A Screen Printer’s Guide to Different Fabrics
All shirts aren’t created equal! Here are some of the key characteristics that define your garments.
Sure, there are simple cotton shirts, but the process used to refine the cotton and create the fabric will affect the final shirt, as will the spinning process. Fabrics come in different weights and thicknesses, and you also could choose a blended fabric.
You probably already have a good feel for the types of fabric materials you can use — 100-percent cotton, cotton blends, tri-blend, polyester and eco-friendly fabrics. But fabric goes beyond just the fibers that make up your garment. When it comes to cotton, in particular, there are a variety of preparations that affect the final feel of the garment. As you shop for a cotton garment, here are some of the terms you’ll hear:
- Carded. Raw cotton is carded, which is a simple brushing process, to remove any imperfections or debris from the raw material. The cheapest cotton t-shirts will be carded.

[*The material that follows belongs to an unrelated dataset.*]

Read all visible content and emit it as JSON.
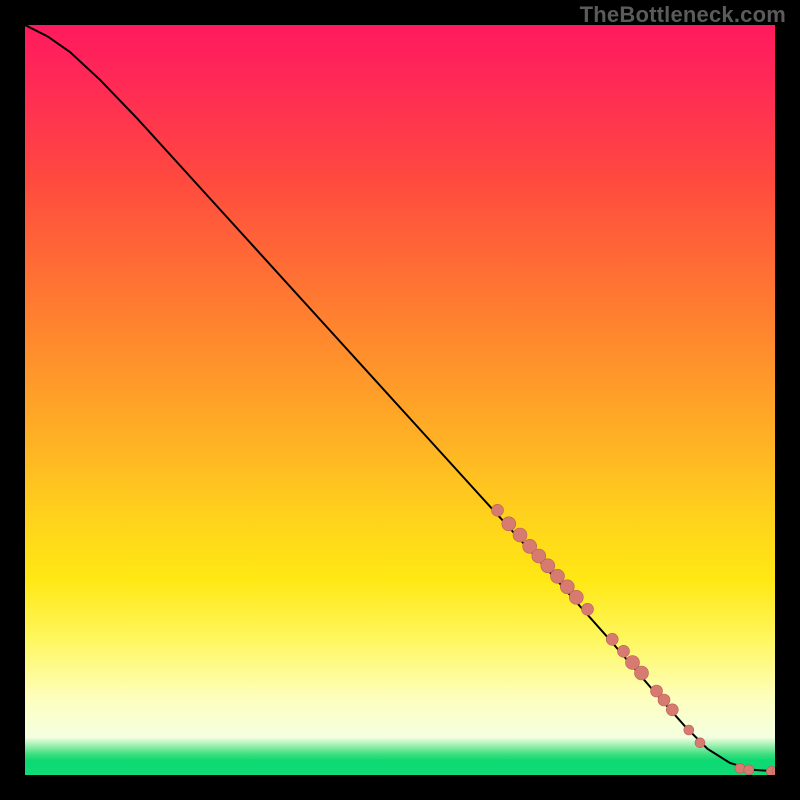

- Combed. Combed cotton is an upgrade from carded cotton. After the cotton is carded to remove basic imperfections, it is combed to remove shorter strands of cotton fibers and make sure that all fibers are going in the same direction. Garments constructed from combed cotton are generally softer and smoother than carded cotton.

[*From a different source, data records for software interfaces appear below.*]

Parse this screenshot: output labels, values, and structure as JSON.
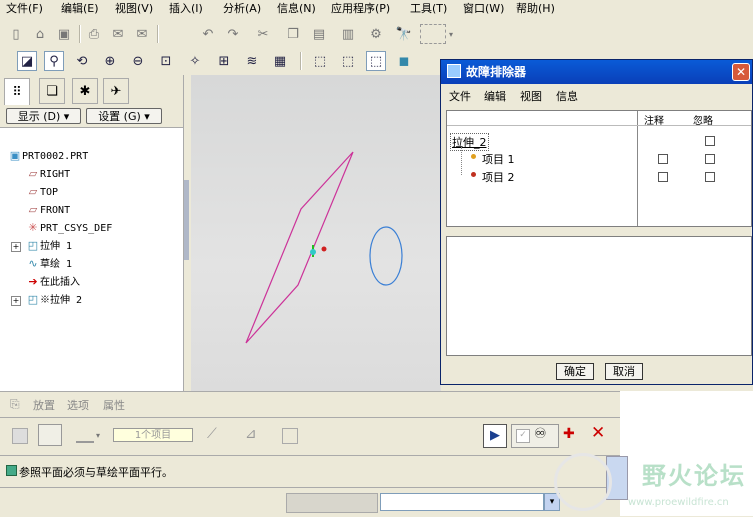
{
  "menubar": {
    "items": [
      "文件(F)",
      "编辑(E)",
      "视图(V)",
      "插入(I)",
      "分析(A)",
      "信息(N)",
      "应用程序(P)",
      "工具(T)",
      "窗口(W)",
      "帮助(H)"
    ]
  },
  "icons": {
    "toolbar1": [
      "new-icon",
      "open-icon",
      "save-icon",
      "print-icon",
      "email-icon",
      "email-attach-icon",
      "undo-icon",
      "redo-icon",
      "cut-icon",
      "copy-icon",
      "paste-icon",
      "paste-special-icon",
      "regenerate-icon",
      "find-icon",
      "select-box-icon"
    ],
    "toolbar2": [
      "redraw-icon",
      "spin-center-icon",
      "orient-icon",
      "zoom-in-icon",
      "zoom-out-icon",
      "refit-icon",
      "reorient-icon",
      "saved-views-icon",
      "layers-icon",
      "view-manager-icon",
      "wireframe-icon",
      "hidden-line-icon",
      "no-hidden-icon",
      "shading-icon"
    ]
  },
  "left_panel": {
    "display_button": "显示 (D) ▾",
    "settings_button": "设置 (G) ▾",
    "tree": [
      {
        "icon": "part-icon",
        "label": "PRT0002.PRT"
      },
      {
        "icon": "datum-plane-icon",
        "label": "RIGHT"
      },
      {
        "icon": "datum-plane-icon",
        "label": "TOP"
      },
      {
        "icon": "datum-plane-icon",
        "label": "FRONT"
      },
      {
        "icon": "csys-icon",
        "label": "PRT_CSYS_DEF"
      },
      {
        "icon": "extrude-icon",
        "label": "拉伸 1"
      },
      {
        "icon": "sketch-icon",
        "label": "草绘 1"
      },
      {
        "icon": "insert-here-icon",
        "label": "在此插入"
      },
      {
        "icon": "extrude-icon",
        "label": "※拉伸 2"
      }
    ]
  },
  "dialog": {
    "title": "故障排除器",
    "menu": [
      "文件",
      "编辑",
      "视图",
      "信息"
    ],
    "col_note": "注释",
    "col_ignore": "忽略",
    "root_item": "拉伸_2",
    "items": [
      "项目 1",
      "项目 2"
    ],
    "ok": "确定",
    "cancel": "取消",
    "colors": {
      "title_bar": "#0a4fc8",
      "item1_dot": "#e0a020",
      "item2_dot": "#c03020"
    }
  },
  "dashboard": {
    "tabs": [
      "放置",
      "选项",
      "属性"
    ],
    "collector_text": "1个项目"
  },
  "message": {
    "text": "参照平面必须与草绘平面平行。"
  },
  "watermark": {
    "text": "野火论坛",
    "url": "www.proewildfire.cn"
  },
  "colors": {
    "accent": "#cc3399",
    "circle": "#3a7fd5",
    "cancel_x": "#cc0000"
  }
}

- Open end. Open-end cotton is, again, the basic level of cotton. When a t-shirt is made from open-ended cotton, the cotton yarns are held together by a fiber that wraps around the cotton fibers. As the name implies, open-end cotton yarn allows the ends of the individual cotton fibers to stick out, which can result in a rougher feel and a less smooth print.
- Ring-spun. Ring-spun cotton, on the other hand, receives a special treatment that results in smooth, even yarn. Ring-spun cotton shirts, as a whole, are much softer to the touch and smoother to print on.
How fibers are connected to form a garment also affects the feel and draping of the garment. Garments are either knit or woven. That means they are constructed in one of two basic ways:
- Knit garments are constructed using one long piece of yarn that is looped in and out of itself. When you look very closely, knit garments will look like they are constructed from rows of tiny braids. Knit fabrics tend to be softer, and they stretch in all directions. Nearly all t-shirts and sweatshirts are knit.
- Woven garments are constructed when perpendicular rows of yarn are placed over and under one another. Woven garments have a flatter surface, and they will only stretch on the bias; that is, diagonally. Button-up sport shirts and khaki pants are good examples of traditionally woven garments.
A garment’s thread weight is another determining factor of how the garment will feel, how it will drape on its wearer and how it will accept a screen print. Thread weight refers to the thickness of the individual threads used in a knit or woven garment. As you shop for garments, you will be able to compare thread weight by looking at the single count of a garment. The “single” number refers to the number of fibers comprising a single thread of material. While a basic t-shirt might have between 18 and 20 singles, luxury tees will be in the 30- to 40-single range.
The higher thread weight creates a superior garment because the thinner yarns can be knit or woven more tightly. This tighter knit or weave creates a softer, more durable garment that adapts more to the wearer’s body. Because the surface is made of finer threads, it creates a smoother surface for screen prints, and screen prints are less likely to flake away and more likely to last.
The final consideration when selecting a garment is its weight. Garment weight is affected by how densely woven or knit a garment is. To indicate the density of a fabric’s knit or weave, manufacturers will list the weight of the material per yard. For shirts, you generally will find garments ranging from 3 ounces, which would indicate a sheer garment, to 6.1 ounces, which would indicate a heavy-duty t-shirt. The desired weight of a garment often will come down to the needs of the project and the desired outcome of the customer, though 4.5 to 5.5 ounce garments are currently the most popular.
Choosing the Right Garment
With all of the factors that go into creating fabric for garments, it can be difficult to know which one is right for your screen printing needs. Ultimately, it comes down to what you want in a garment, which likely will vary from screen printing job to screen printing job. By understanding the terms used to describe different fabrics, you can better judge which substrates will suit your needs and eventually find the go-to garments you use job after job.
For more tips on finding the right shirt, check out this blog post: